Chica was the dog who used to guide climbers to Mt. Pulag. In those days when hiring a jeepney to the Ranger Station was not yet common practice, the furry brown dog would follow mountaineers all the way up to the grassland summit. In her short life of four years, she won the affection of many mountaineers, myself included.
Chica was born in early 2001. Her mother was named Strike. Owned by the nearby school’s superintendent, Strike would frequently drop by the DENR Protected Area Office, where the kindly staff and rangers would feed her. She felt so at home at the PAO that when she was pregnant, she decided to give birth there. Her offspring were two puppies. One, a male, went back to the superintendent; the other was given to the PAO and being a girl, they named her Chica. His picture as a pup is on the right.
Very soon after her birth, Chica showed signs of animation. She would really follow climbers, and she knew the trail very well. Whenever climbers would follow the wrong trail, Chica would insist on the right way by staying there and barking until the climbers realize that they’re on the wrong. Chica loved to eat anything mountaineers with give her: Oreo cookies, Jellyace, and rice.
One time, Chica joined a party who went up from Ambangeg but descended via Akiki. The party, however, did not take a guide with them. They rode the bus from Kabayan but Chica, being afraid of buses, did not ride with them. She wandered around Kabayan for a week, worrying the people at DENR. Fortunately, a mountain guide walking in Kabayan spotted her. However, when the guide tried to take her back to the PAO by riding a vehicle, she refused. Chica only allowed herself to walk by the mountain trails, so the guide had to take her up Akiki and back via Ambangeg, where she was back at her home (her favorite spot was the nipa hut below the office).
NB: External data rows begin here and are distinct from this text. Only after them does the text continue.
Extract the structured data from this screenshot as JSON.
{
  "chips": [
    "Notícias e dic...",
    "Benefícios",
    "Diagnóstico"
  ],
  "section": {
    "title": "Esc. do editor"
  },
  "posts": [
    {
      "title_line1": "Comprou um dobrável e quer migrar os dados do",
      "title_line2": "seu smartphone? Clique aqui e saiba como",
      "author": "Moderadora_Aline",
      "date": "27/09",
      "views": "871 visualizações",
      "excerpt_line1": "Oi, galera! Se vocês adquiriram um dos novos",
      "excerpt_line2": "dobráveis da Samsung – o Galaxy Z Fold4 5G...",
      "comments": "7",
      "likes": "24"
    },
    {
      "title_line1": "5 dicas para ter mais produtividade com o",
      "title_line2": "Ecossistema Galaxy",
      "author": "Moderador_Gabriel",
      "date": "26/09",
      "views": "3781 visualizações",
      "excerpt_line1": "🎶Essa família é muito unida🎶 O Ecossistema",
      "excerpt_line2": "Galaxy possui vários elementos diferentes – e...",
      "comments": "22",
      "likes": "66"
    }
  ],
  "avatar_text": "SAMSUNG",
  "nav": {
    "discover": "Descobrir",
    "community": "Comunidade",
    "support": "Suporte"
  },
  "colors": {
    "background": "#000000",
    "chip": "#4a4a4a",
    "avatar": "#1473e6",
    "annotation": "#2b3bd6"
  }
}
I met Chica in 2003. At age 17, I was very excited back then to reach the summit of Mt. Pulag. So excited that I wanted to take the lead in the trail (we took the Ambangeg route but started from the Visitors’ Center). Our team leader permitted me to, and Chica accompanied me. In fact, she guided me, It was a very chilly, rainy afternoon (see left picture). I didn’t expect the trail at the grassland to be that muddy, but then finally I saw the MMS stone that once marked the summit. I shouted “Yes” at the top of voice, happy in spite of the cloudy nothingness that enveloped me. Since she was my only companion, I patted Chica, who was wagging her tail, perhaps sharing the excitement I felt.
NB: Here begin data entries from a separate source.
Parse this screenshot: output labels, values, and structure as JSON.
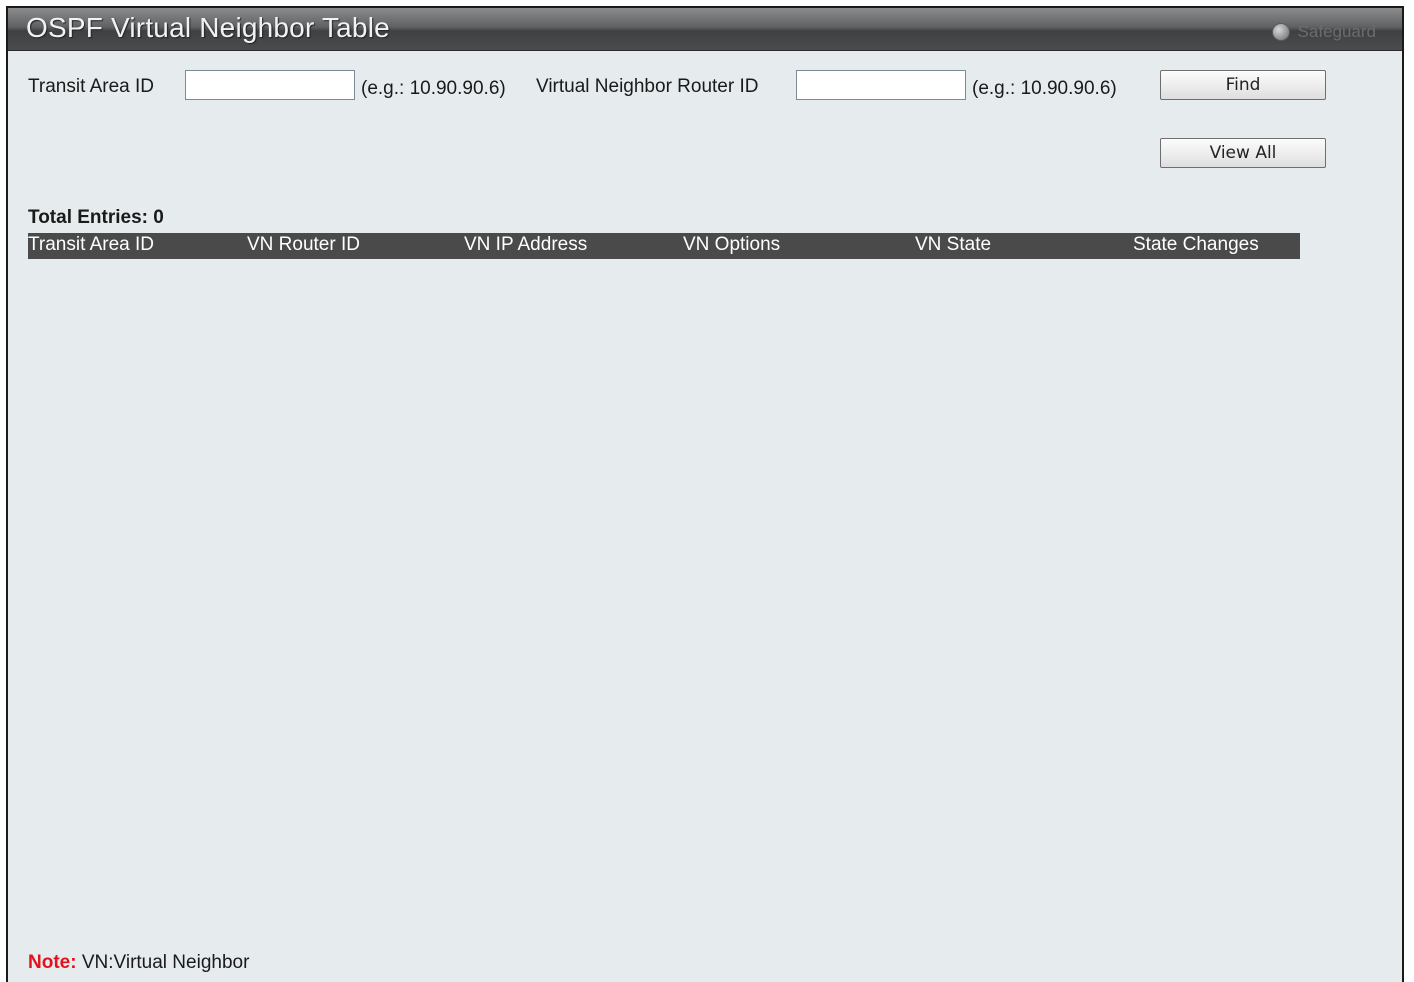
{
  "window": {
    "title": "OSPF Virtual Neighbor Table",
    "safeguard_label": "Safeguard"
  },
  "search": {
    "transit_area_label": "Transit Area ID",
    "transit_area_value": "",
    "transit_area_hint": "(e.g.: 10.90.90.6)",
    "router_id_label": "Virtual Neighbor Router ID",
    "router_id_value": "",
    "router_id_hint": "(e.g.: 10.90.90.6)",
    "find_label": "Find",
    "view_all_label": "View All"
  },
  "table": {
    "total_entries": "Total Entries: 0",
    "columns": [
      "Transit Area ID",
      "VN Router ID",
      "VN IP Address",
      "VN Options",
      "VN State",
      "State Changes"
    ],
    "rows": []
  },
  "note": {
    "key": "Note:",
    "text": " VN:Virtual Neighbor"
  },
  "colors": {
    "header_bg": "#4a4a4a",
    "page_bg": "#e6ebee",
    "note_key": "#e0141e"
  }
}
Definitely other climbers will have their own stories about this dog. Unfortunately, her life came to an end in 2005. She guided foreigners on the way up, but when they got down, Chica was no longer with them. They didn’t know where she went, because after they woke up at camp, they could not find her. The DENR people waited and waited, but she did not come back. She never did. A year later, the staff found out that Chica was hunted down and eaten by some fugitives who sought refuge on the other side of Pulag.
Chica may have died in this tragic way, but I’m sure for the climbers who spent a moment with this brown mountain dog, she will live on in their hearts, as memorably as the beautiful mountain which was once her home.
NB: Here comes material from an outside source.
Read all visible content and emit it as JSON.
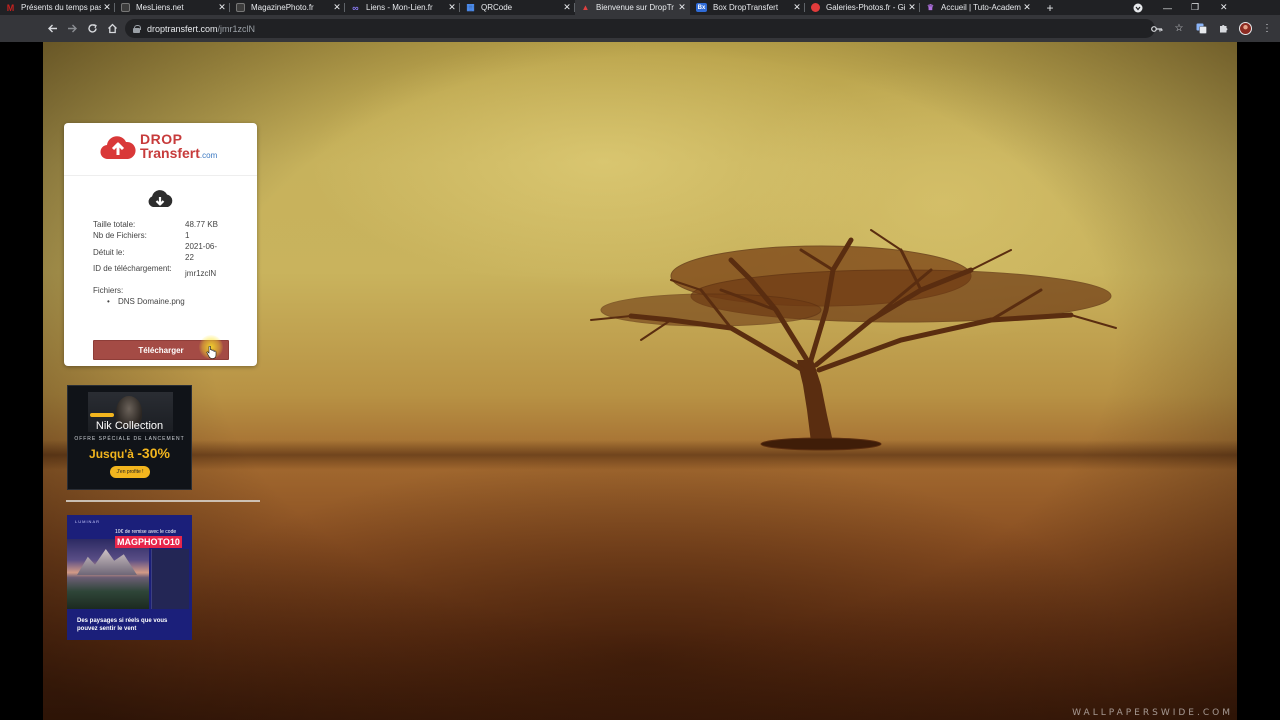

MT. PULAG ITINERARIES
Mt. Pulag/Tawangan Trail
Mt. Pulag/ Akiki Trail
Picture of Chica as a newborn pup courtesy of the DENR Protected Area Office; the other picture was taken using the blogger’s own camera on Nov. 1, 2003.